In the federal student loan landscape, effective debt collection plays an important role for  borrowers and taxpayers. In addition to servicing the federal defaulted student loan portfolio, struggling borrowers receive repayment and rehabilitation assistance, loan discharges and other relief granted to them by Congress. Just as important, scare resources are returned to the federal student aid program so that future students have access to the same opportunities as those who came before them. In most cases, the agencies do not simply perform traditional collection activities, but rather, engage borrowers that are in default on how best to successfully achieve loan rehabilitation, pursue loan discharge, or consolidate their loans.

Based on current and historical data in the Federal Student Aid Data Center, the department is leaving billions of dollars in lost recoveries on the table each year. To add perspective, in 2014, the department managed a $55.9 billion portfolio of defaulted loans. It contracted with 17 large and five small business agencies, which together recovered $10.6 billion on behalf of taxpayers, a recovery rate of 19 percent. Today, the department manages a portfolio nearly three times as large ($166 billion as of Dec. 31, 2018) and soon may have only 11 small business agencies working the accounts.

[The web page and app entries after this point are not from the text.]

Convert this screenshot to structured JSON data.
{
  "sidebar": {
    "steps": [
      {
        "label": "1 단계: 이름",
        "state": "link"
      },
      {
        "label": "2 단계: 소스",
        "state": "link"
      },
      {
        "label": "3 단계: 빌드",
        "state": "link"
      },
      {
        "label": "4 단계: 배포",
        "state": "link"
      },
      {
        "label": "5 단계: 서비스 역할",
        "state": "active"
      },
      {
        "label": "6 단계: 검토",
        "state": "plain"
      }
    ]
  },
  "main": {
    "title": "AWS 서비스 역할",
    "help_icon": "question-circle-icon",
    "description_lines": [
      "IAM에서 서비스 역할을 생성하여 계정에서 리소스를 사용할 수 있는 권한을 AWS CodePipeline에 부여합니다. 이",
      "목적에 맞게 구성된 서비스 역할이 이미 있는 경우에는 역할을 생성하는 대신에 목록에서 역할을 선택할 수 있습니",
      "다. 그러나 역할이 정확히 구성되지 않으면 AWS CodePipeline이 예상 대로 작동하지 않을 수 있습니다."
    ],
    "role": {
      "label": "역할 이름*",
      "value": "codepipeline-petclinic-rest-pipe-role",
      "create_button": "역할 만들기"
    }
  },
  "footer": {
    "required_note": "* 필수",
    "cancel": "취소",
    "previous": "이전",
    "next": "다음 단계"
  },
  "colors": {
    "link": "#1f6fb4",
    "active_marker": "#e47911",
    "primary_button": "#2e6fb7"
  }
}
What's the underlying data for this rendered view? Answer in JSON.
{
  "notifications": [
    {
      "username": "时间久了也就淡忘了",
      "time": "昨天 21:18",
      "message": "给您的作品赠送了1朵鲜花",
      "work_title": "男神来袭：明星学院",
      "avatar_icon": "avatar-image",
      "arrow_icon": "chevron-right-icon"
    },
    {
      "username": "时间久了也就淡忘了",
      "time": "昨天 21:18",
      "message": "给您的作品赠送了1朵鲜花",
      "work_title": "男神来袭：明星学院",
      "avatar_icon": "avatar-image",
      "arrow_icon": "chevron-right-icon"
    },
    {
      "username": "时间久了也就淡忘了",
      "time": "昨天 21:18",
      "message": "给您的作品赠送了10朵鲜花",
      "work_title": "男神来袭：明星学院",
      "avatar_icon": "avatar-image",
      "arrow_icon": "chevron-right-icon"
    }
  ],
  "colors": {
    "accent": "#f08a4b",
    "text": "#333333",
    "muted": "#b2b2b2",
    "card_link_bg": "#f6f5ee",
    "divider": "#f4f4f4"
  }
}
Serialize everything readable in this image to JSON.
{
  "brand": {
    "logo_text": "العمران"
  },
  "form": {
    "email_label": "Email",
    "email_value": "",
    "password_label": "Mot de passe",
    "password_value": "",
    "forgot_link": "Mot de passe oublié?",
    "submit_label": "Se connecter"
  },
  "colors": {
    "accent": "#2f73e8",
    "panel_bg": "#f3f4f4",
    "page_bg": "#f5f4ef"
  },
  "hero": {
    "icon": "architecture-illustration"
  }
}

Those 11 agencies, with the assistance of seven large collection agencies with limited inventory, recovered $10.43 billion in FY 2018. This is an impressive total for so few agencies, but a recovery rate of only one-third of that achieved in FY 2014. A comparable recovery rate on today’s portfolio would net approximately $31.5 billion annually, or $21.1 billion more than achievable with the department’s current collection agency capacity. Given the pressure on domestic spending, it seems logical the department should be leveraging all available resources. Equally important, if all available resources were used to assist borrowers, many of the defaulted accounts could be brought current.

The department has argued that its Next Generation Financial Services Environment (NextGen) initiative will focus on late-stage delinquency and eliminate future defaults. Whether or not that is true, the initiative ignores those federal student loans that are in default, a figure that continues to grow by almost $25 billion and 90,000 borrowers per year. And surely there are numerous programs that could benefit from an additional $21 billion per year?

As the House and Senate begin to work on the FY 2020 appropriations process and the reauthorization of the Higher Education Act, it is vital that Congress receive answers from the department on the state of the debt collection services contract. Struggling borrowers must receive the necessary support they are guaranteed under the law, such as valuable repayment assistance, that will help them balance their higher education obligations with other monthly bills. At the same time, taxpayers need to know their significant investment in the federal student loan program is being properly managed

James P. Bergeron is president of the National Council of Higher Education Resources (NCHER), the nation’s oldest and largest higher education finance trade association. Its members include lenders, servicers, guaranty agencies, collection agencies, financial literacy providers and schools.